The mood was serious in the moot court auditorium of the S.J. Quinney Law school on the University of Utah campus on Tuesday as a U.S. Mine Safety adminsitrator sought to provide answers to questions raised previously by the governor's blue-ribbon panel on mine safety.
"We have a common goal here as a state agency or as a federal agency; if we're protecting the miners we can do the little things needed to make it safer for miners," said Kevin Stricklin, MSHA's administrator for Coal Mine Safety and Health program, in testimony before the Utah Mine Safety Commission. "We're in a negative industry. We're measured on the amount of fatalities, the number of injuries, the number of violations issued. It's the negative numbers that we're measured by."
Stricklin said despite difficulties inspecting and reviewing accidents like Crandall Canyon, MSHA is dedicated to doing everything possible to monitor and improve overall mine safety.
Stricklin was subbing for his boss, assistant Secretary of Labor and MSHA administrator Richard Stickler, who's long-awaited testimony in front of the commission had to be postponed because of a family death.
Stricklin last appeared before the commission on August 29th barely three weeks after the Crandall Canyon Mine collapse that fatally trapped six miners. Three other men also lost their lives during a subsequent failed rescue effort.
During his testimony, Stricklin said he believes accident investigations would work better if states and federal personnel collaborated in their efforts.
"We would hope that by coordinating our efforts, we would see accidents, injuries, illnesses and fatalities decrease," he said. "The greatest level of safety can be achieved when states and MSHA work toward that common goal."
He added that MSHA is willing to work with any state agency or anybody that wants to reach the goal of improved mine safety.

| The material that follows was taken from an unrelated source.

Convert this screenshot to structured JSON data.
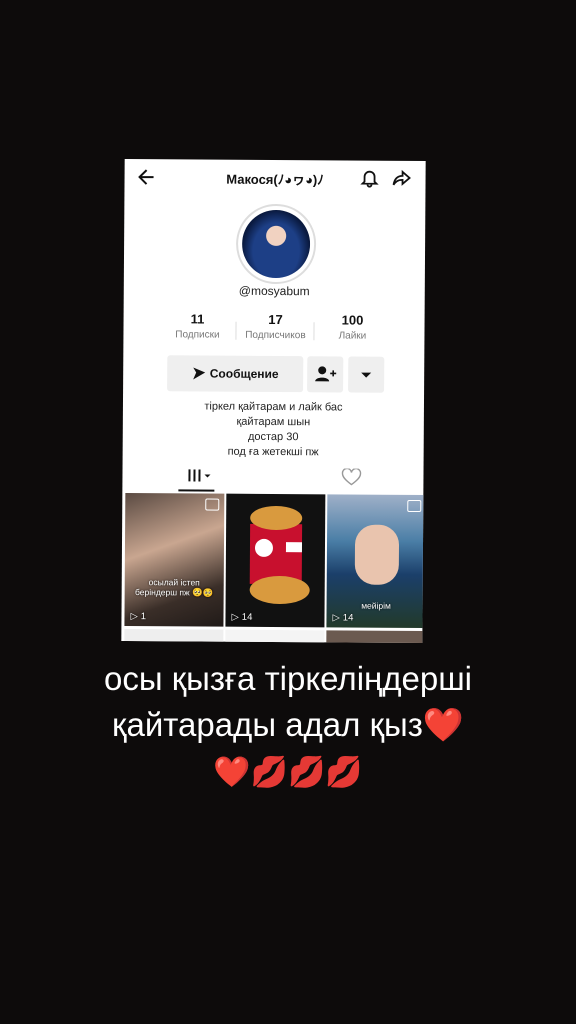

Stricklin's remarks regarding cooperation were in direct response to concerns raised by the Utah panel that MSHA has been unwilling to share information on their current probe into the Crandall Canyon Mine disaster.During a question and answer period, both former U.S. Sen. Jake Garn and state senator Mike Dmitrich (D-Price) implored Stricklin and his agency to make a greater effort to share information during accident investigations like Crandall Canyon. Garn, also offered to contact congressional leaders in Washington, D.C. if MSHA ran into roadblocks due to federal bureaucracy as the agency worked to address issues related to improving mine safety in Utah.